--- DATASET RECORDS Enclosed Below ---

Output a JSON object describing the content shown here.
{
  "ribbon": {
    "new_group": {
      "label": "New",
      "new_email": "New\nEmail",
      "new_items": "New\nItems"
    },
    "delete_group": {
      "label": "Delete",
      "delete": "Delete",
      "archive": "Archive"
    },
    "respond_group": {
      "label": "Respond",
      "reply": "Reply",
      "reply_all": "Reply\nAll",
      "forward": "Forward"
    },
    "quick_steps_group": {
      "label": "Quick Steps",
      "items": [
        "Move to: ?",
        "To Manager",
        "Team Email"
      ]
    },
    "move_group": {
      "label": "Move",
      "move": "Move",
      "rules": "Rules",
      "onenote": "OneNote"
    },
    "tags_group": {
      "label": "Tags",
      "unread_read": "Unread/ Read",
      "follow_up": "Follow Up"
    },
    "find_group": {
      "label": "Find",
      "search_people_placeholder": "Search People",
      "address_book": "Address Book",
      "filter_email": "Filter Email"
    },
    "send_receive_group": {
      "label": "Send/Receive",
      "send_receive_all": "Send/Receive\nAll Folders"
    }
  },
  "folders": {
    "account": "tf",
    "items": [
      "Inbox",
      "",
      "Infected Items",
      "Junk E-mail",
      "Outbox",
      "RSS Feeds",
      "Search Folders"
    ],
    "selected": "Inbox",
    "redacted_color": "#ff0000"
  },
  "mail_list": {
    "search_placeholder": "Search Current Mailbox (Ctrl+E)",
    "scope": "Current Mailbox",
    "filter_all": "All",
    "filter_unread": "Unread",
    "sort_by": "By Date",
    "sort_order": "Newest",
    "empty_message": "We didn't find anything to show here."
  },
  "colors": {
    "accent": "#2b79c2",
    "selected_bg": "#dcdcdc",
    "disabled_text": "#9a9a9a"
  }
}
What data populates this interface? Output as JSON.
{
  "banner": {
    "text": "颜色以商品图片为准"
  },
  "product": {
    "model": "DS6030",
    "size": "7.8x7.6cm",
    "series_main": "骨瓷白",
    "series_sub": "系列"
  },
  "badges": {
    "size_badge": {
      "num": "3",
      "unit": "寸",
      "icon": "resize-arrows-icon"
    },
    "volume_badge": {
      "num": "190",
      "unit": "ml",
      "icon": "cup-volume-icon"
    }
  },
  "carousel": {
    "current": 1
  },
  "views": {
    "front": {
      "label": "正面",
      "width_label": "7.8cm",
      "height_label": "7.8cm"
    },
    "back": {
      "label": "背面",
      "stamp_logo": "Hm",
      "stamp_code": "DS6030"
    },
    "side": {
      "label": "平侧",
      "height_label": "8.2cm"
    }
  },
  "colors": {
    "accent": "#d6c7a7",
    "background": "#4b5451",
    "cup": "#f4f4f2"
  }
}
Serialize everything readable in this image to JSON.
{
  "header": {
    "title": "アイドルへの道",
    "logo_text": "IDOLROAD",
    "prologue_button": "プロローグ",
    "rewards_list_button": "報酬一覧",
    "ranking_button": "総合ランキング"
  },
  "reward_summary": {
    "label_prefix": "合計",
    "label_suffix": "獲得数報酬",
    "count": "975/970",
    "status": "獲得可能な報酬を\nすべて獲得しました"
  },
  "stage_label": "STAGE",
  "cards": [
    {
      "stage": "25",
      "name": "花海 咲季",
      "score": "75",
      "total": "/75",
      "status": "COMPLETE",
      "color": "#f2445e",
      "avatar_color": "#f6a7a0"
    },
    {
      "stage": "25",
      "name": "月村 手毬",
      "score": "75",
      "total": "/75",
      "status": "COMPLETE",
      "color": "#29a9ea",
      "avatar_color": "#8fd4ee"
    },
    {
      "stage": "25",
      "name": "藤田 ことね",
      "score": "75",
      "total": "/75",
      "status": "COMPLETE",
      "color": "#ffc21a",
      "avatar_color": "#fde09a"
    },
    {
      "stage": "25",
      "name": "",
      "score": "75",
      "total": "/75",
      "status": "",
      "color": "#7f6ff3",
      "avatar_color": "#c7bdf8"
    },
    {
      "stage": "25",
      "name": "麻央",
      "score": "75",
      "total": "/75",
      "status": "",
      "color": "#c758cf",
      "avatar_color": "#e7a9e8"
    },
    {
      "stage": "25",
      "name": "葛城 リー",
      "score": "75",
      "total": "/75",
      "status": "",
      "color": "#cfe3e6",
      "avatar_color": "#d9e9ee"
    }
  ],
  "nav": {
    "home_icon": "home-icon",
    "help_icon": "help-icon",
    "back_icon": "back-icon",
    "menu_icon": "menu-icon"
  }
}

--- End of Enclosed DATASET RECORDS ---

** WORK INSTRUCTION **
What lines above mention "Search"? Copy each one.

** COMPLETED TASK **
      "search_people_placeholder": "Search People",
      "Search Folders"
    "search_placeholder": "Search Current Mailbox (Ctrl+E)",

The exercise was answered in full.